It is even difficult to talk to the builders of these satellites perhaps because they do not want to be categorized as people who built satellites that failed. But we learn so much from each effort, they provide lessons learned that help make others succeed. One thing that would help enormously would be to have a way to find out if a satellite had deployed systems like solar panels and antennas.

Various Satellite Catalogs
One thing that I have found out is that many people think that they understand "Two Line Element Sets" or TLEs but they do not. As I mentioned in my Satellite Catalog article, there are several sources of orbital information but many people do not know where they come from. The main source of satellite orbits is the default international satellite catalog that is maintained by the US Air Force but they have a number of things that you have to live with. International Scientific Optical Network (ISON) has a catalog but it requires considerable knowledge to use.
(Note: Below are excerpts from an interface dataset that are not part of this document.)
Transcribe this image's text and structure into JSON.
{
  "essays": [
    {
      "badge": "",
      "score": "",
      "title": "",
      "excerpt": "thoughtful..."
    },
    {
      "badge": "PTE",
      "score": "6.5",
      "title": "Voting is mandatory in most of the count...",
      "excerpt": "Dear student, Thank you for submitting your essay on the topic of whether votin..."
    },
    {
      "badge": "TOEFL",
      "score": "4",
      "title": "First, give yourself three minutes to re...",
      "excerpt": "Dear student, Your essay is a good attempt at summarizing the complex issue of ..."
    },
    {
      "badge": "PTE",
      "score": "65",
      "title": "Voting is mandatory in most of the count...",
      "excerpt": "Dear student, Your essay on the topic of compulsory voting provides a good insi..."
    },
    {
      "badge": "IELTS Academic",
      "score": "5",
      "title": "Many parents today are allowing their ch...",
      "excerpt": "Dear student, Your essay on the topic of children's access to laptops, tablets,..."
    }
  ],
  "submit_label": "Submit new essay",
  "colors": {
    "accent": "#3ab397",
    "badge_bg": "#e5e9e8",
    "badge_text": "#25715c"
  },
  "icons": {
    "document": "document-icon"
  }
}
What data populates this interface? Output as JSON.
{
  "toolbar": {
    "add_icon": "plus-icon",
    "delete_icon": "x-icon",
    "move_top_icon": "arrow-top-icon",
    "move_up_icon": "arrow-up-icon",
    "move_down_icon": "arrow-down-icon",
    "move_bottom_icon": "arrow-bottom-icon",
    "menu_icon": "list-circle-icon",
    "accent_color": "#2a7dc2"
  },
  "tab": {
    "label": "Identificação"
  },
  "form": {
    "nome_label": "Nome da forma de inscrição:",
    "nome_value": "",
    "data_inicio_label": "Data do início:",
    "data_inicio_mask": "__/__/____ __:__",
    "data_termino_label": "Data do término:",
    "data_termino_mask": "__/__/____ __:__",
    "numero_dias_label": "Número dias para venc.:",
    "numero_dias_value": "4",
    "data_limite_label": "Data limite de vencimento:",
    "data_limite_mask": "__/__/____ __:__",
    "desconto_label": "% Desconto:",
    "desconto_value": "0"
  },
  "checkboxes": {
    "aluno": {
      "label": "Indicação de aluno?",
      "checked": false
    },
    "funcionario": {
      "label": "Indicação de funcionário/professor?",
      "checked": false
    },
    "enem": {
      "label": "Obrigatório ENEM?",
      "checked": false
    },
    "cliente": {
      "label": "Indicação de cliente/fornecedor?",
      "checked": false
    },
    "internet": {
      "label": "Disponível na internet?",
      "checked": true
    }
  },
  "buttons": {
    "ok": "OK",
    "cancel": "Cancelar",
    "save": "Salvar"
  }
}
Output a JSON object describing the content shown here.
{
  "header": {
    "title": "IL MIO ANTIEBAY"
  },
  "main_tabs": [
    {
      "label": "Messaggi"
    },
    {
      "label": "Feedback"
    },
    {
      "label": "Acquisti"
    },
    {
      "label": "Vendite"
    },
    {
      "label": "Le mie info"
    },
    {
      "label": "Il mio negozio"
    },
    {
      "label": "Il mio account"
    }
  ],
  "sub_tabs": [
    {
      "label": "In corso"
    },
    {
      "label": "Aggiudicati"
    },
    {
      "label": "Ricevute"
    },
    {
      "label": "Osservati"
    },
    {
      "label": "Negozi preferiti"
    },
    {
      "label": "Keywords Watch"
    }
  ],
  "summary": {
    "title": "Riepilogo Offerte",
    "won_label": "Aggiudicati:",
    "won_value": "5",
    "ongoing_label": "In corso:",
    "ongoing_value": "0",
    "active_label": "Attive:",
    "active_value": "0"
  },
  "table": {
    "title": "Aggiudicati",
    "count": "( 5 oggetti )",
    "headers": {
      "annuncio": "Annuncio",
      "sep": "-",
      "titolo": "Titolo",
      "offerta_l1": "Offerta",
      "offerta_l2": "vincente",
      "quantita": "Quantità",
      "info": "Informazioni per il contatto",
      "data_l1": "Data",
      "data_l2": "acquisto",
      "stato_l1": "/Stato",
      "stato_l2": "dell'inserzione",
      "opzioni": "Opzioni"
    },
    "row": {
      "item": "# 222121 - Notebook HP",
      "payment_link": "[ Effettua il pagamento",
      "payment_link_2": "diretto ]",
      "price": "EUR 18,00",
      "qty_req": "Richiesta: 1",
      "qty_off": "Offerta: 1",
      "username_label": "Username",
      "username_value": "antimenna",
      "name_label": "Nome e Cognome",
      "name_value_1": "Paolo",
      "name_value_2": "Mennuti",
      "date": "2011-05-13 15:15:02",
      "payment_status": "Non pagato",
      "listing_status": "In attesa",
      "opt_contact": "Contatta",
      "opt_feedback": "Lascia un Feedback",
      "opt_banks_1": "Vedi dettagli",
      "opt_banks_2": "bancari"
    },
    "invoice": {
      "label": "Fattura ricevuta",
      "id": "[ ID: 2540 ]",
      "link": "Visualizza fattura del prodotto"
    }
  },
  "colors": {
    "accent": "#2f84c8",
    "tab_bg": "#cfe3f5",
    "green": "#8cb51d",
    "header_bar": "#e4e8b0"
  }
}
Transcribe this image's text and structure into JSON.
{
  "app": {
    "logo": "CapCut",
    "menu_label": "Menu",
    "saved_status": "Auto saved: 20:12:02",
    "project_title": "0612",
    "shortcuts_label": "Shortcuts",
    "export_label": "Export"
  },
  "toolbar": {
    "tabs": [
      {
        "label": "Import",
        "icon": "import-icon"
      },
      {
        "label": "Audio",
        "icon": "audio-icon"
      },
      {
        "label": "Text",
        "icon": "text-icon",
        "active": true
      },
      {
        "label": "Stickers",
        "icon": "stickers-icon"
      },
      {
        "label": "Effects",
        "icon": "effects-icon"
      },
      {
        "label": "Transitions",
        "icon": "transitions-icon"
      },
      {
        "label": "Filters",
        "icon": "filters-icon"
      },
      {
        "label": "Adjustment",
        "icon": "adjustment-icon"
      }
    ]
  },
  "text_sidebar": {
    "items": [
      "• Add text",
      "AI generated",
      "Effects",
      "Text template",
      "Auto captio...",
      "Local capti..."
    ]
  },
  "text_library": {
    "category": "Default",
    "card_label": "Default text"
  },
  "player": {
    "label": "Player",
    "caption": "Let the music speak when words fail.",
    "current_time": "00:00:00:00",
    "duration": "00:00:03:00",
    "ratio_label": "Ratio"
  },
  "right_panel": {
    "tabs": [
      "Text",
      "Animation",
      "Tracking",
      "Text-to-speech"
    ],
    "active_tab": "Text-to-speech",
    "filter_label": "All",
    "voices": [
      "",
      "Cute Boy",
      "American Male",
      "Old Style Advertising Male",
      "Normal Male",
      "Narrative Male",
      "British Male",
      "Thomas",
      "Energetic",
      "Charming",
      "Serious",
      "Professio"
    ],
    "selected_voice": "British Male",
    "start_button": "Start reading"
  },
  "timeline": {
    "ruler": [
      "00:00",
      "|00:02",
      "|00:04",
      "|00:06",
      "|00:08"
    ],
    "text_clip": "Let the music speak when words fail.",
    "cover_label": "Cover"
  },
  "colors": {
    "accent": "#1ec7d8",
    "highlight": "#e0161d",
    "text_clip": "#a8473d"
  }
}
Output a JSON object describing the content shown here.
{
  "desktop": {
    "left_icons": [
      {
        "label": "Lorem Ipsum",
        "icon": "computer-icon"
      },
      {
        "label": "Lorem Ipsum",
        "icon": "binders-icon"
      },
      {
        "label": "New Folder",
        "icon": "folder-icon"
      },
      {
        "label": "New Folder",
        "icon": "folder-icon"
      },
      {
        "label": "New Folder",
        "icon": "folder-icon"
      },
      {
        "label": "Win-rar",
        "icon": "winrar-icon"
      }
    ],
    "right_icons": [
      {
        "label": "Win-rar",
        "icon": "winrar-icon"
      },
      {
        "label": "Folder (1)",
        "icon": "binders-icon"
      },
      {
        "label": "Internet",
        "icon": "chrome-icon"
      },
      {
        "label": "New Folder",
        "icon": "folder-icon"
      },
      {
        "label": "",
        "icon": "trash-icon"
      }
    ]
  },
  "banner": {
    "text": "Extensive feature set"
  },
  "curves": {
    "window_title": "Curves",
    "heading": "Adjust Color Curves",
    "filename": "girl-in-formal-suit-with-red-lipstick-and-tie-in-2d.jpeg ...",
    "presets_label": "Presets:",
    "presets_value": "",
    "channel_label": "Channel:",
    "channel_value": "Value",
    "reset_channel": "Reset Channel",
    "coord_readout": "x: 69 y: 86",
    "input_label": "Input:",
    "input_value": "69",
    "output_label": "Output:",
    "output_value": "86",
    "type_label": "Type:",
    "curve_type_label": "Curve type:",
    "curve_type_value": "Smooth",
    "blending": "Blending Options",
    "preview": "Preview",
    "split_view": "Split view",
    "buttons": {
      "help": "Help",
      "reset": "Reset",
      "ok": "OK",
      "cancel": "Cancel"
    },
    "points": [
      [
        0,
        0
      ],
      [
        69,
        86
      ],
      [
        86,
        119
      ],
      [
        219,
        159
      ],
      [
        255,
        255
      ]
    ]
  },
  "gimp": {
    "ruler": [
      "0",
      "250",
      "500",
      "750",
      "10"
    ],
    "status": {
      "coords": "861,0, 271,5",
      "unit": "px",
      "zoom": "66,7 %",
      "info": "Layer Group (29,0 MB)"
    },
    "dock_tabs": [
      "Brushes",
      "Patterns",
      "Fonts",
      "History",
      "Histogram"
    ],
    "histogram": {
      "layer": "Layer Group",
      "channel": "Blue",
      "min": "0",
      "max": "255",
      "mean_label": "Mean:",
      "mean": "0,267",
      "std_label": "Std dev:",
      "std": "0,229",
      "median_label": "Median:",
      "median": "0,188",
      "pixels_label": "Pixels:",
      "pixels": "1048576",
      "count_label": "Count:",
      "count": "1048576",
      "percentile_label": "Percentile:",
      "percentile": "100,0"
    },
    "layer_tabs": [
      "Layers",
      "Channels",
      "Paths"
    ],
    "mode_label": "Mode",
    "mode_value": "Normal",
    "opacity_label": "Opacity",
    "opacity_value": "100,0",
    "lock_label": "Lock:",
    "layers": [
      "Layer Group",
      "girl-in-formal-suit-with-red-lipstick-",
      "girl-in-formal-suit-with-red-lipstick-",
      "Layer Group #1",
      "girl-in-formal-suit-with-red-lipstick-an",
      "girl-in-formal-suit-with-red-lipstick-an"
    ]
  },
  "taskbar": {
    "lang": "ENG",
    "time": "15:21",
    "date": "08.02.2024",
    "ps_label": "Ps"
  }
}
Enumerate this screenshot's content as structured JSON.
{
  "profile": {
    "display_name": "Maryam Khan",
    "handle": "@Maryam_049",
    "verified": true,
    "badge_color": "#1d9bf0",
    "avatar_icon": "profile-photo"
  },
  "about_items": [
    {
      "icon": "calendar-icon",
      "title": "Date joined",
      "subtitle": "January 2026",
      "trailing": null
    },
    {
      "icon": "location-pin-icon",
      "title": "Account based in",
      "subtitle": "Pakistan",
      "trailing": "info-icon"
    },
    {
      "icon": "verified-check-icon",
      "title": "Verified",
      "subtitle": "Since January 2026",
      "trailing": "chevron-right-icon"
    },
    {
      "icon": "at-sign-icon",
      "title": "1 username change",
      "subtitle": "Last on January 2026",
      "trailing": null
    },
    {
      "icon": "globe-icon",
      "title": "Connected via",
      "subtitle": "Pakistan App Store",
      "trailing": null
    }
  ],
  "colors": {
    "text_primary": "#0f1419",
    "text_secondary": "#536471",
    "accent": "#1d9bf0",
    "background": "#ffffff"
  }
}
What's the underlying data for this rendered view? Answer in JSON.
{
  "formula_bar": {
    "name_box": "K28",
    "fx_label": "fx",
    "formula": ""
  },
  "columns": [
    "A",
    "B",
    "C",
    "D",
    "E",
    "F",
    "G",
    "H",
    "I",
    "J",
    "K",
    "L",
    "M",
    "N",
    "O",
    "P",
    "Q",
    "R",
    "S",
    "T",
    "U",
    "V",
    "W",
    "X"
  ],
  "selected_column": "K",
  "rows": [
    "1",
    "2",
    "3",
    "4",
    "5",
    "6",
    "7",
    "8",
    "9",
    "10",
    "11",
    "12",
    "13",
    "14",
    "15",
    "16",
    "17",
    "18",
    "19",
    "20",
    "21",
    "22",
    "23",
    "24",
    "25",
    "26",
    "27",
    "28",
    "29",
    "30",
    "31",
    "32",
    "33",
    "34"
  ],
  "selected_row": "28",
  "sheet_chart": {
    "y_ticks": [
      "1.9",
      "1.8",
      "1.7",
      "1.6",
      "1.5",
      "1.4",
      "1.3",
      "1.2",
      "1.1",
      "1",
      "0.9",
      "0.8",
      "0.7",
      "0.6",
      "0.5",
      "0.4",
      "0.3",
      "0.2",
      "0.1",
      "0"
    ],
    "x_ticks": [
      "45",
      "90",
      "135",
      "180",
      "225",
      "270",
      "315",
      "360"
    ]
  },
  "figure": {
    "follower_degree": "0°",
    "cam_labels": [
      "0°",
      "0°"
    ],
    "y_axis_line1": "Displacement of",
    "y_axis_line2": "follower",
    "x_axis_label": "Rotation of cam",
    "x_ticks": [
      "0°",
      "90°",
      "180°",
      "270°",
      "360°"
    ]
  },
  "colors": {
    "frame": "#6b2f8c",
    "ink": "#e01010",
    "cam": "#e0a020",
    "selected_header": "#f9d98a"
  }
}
Many people use CelesTrak but do not know that TLEs on that site are from the US Air Force. There are a number of other sources for TLEs but you really have to dig to find them. I am slowly working away at a brief explanation of this. 

I have (so far) written six articles for The Space Review, which come out of some of my analyses, to try to get some attention on these areas.

1. Acknowledging Some Overlooked Satellites 
2. Time For Common Sense With The Satellite Catalog 
3. When Is It Time To Turn Off A Satellite?
4. Satellite Breakups And Related Events
5. CubeSats Are Challenging

If you read these, remember that they are all somewhat out of date - since I wrote them I have learned a lot. That was a part of the motivation for writing them.

The sixth one is about satellites that reenter but no one on the ground is warned. It combines two of my projects - reentering satellites and the situation of where the US keeps some satellites' orbital parameters out of the satellite catalog. This is not done out of malice but is almost certainly a legacy of some long ago decisions.

There are several other projects in process that hopefully will appear here when they are ready. One thing that I am looking at is "dead" satellites that apparently are not dead at all, there are dead CubeSats that people get telemetry from routinely. 

Another project that I am trying to get to is a good comparison of the USAF satellite catalog and the International Scientific Optical Network (ISON) catalog. There are several satellites in the ISON catalog that are not in the USAF catalog for instance. 

If you wonder how a person gets interested in odd projects like this, the US Air Force got me started. 

This picture was taken in the Space Defense Center and you can tell that we were using pretty basic technology at that time. We had paper tape input and output, we used Hollerith cards and printers to communicate with the computer. The Space Defense Center became the Space Computational Center (SCC) and is now the Joint Space Operations Center (JSpOC). The hardware and the software of all three of them started out as near state of the art but was very poorly maintained. Even today the JSpOC has ancient hardware and software. 
as of: 11 Jan 2018